The inspiration behind Year 6 National Aborigines and Islanders Day Observance Committee (NAIDOC) collaborative artwork is the 'Tree of Life'.

We discussed the importance of women in our families, communities and country. We completed some research about the significance of Indigenous women in their families and communities.

This is the information that we discovered.

For Aboriginal women the foundation for all levels of their leadership is 'community'.

Jackie Huggins AM (Indigenous Women and leadership: A Personal Reflection, 2004, v 1) writes that only Aboriginal women who 'truly have the interests of our community at heart' can call themselves leaders.

Reconciliation Australia (Reconciliation Australia, 2007, v 4) identifies 'family identities and relationships to "country" as ''the heart'' of Aboriginal communities: they are a 'constellation of individuals, families, clans, ceremonial groups and language groups'.

Linked by shifting 'complex, layered, sometimes fluid and unbounded sets of affiliation', they include 'geographically discrete settlements' and 'dispersed communities of shared identity'.

So we looked for inspiration in artworks and decided to create the ‘Tree of Life'. This collaborative artwork began with a Year 6 boy drawing the tree. Then a group of Year 6 girls painted the tree.

All students of Year 6 created their own leaf, telling a personal story about the importance of family. All students from 6O created their own blossom, representing their personal journeys.

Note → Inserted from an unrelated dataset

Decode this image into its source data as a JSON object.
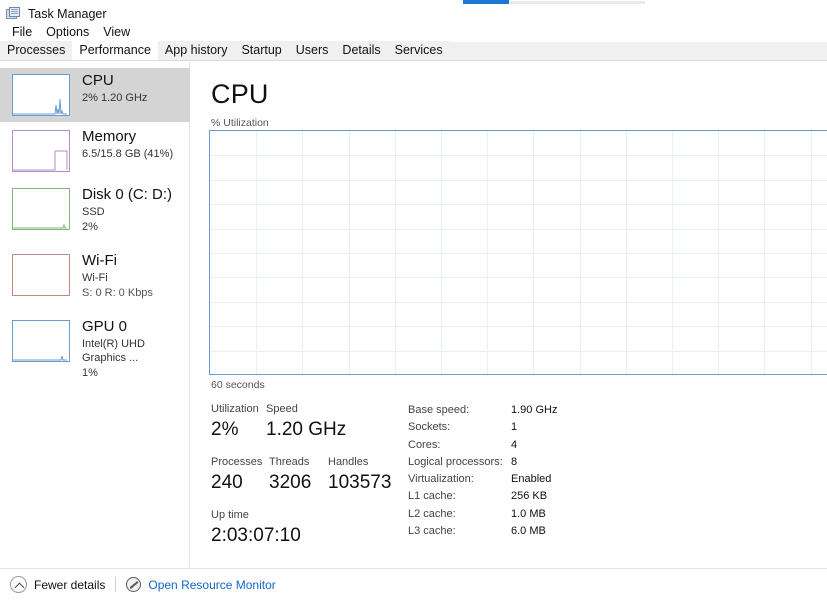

All our artwork was inspired by Aboriginal story telling. Some people used these symbols within their artworks.

  • The sequence stick (man) horseshoe (women) and circle = child.

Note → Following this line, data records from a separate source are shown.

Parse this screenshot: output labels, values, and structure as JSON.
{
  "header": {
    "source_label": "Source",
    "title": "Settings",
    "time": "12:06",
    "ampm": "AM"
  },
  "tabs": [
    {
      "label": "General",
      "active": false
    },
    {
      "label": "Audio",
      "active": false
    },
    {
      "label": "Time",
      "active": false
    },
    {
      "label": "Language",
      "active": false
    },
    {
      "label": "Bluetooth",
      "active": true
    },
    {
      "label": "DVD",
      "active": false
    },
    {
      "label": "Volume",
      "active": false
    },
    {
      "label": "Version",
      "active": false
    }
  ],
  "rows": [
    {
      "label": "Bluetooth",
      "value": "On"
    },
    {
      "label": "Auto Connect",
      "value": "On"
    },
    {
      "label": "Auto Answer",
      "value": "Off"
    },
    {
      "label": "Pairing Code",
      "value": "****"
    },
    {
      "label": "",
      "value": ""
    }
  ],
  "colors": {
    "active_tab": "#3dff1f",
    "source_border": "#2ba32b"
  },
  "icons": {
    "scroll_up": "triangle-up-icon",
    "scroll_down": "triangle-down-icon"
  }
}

  • Altogether Sequence represents family (family, community, tribe).

For more information download the Wheeler Heights Public School art (PDF 779KB) document.